*** Recorded information ***
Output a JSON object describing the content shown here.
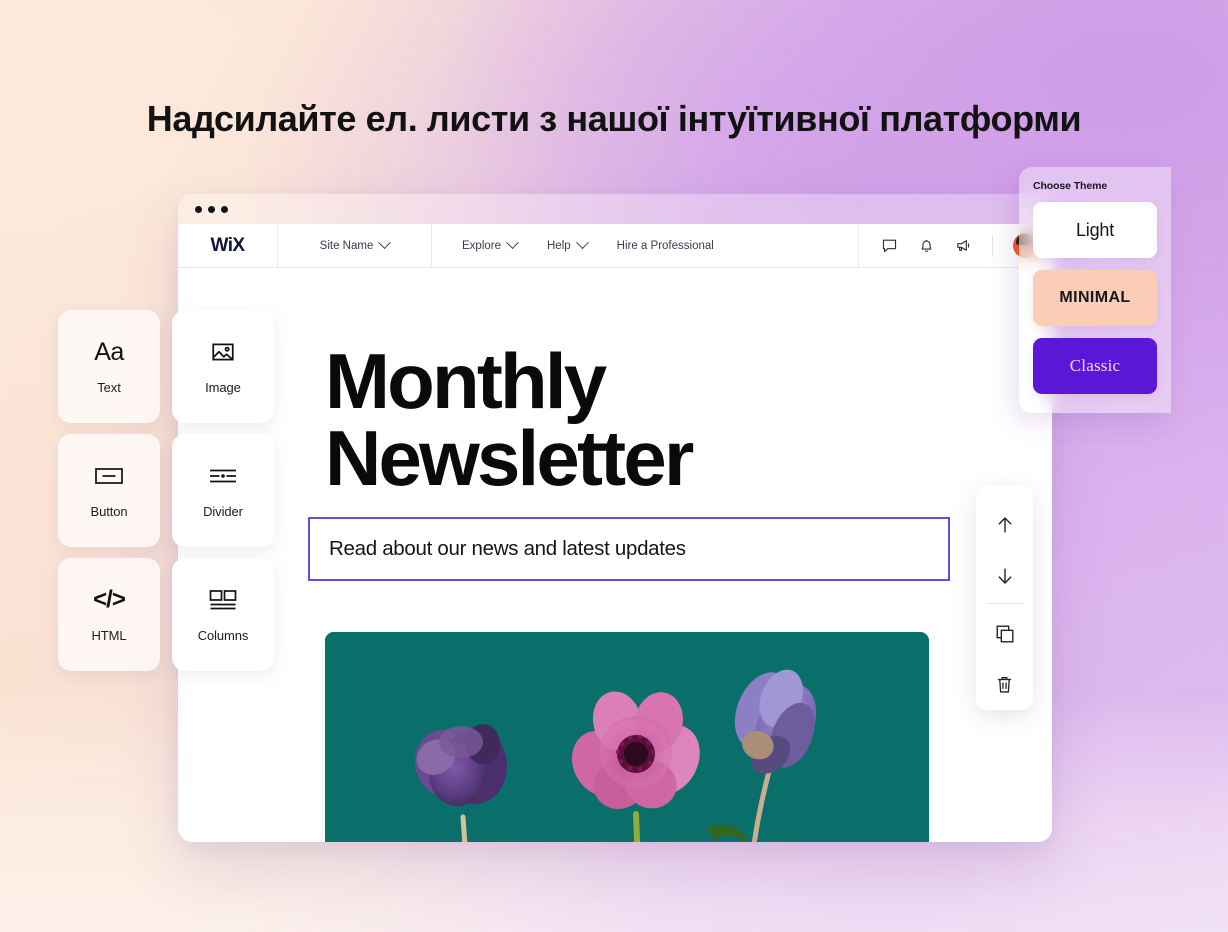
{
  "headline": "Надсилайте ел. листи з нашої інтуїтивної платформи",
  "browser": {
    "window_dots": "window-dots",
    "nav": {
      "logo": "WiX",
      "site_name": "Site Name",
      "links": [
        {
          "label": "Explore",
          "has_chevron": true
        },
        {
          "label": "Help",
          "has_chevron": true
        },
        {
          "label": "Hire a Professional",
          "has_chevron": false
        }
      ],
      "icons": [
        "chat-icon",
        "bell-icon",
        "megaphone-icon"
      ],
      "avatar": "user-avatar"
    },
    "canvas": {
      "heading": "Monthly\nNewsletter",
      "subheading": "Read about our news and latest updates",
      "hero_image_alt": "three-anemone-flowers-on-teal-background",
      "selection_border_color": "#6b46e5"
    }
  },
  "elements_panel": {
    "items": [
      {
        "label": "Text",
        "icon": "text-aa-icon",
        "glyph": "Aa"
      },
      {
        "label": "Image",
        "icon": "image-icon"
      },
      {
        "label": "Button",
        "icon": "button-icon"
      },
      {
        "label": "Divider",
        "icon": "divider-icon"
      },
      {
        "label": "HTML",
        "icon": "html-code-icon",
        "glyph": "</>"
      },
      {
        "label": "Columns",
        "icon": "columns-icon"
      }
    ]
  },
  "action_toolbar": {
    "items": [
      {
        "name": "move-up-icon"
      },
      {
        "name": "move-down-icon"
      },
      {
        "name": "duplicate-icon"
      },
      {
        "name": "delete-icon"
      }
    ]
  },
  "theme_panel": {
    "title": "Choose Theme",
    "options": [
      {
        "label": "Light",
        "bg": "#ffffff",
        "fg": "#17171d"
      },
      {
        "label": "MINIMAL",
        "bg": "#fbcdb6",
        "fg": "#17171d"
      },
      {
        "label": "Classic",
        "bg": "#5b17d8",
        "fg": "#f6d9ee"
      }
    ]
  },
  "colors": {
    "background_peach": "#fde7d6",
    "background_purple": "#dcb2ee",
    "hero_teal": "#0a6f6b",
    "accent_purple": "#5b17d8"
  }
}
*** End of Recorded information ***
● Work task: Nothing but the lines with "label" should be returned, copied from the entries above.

● Exercise answer:
          "label": "Explore",
          "label": "Help",
          "label": "Hire a Professional",
        "label": "Text",
        "label": "Image",
        "label": "Button",
        "label": "Divider",
        "label": "HTML",
        "label": "Columns",
        "label": "Light",
        "label": "MINIMAL",
        "label": "Classic",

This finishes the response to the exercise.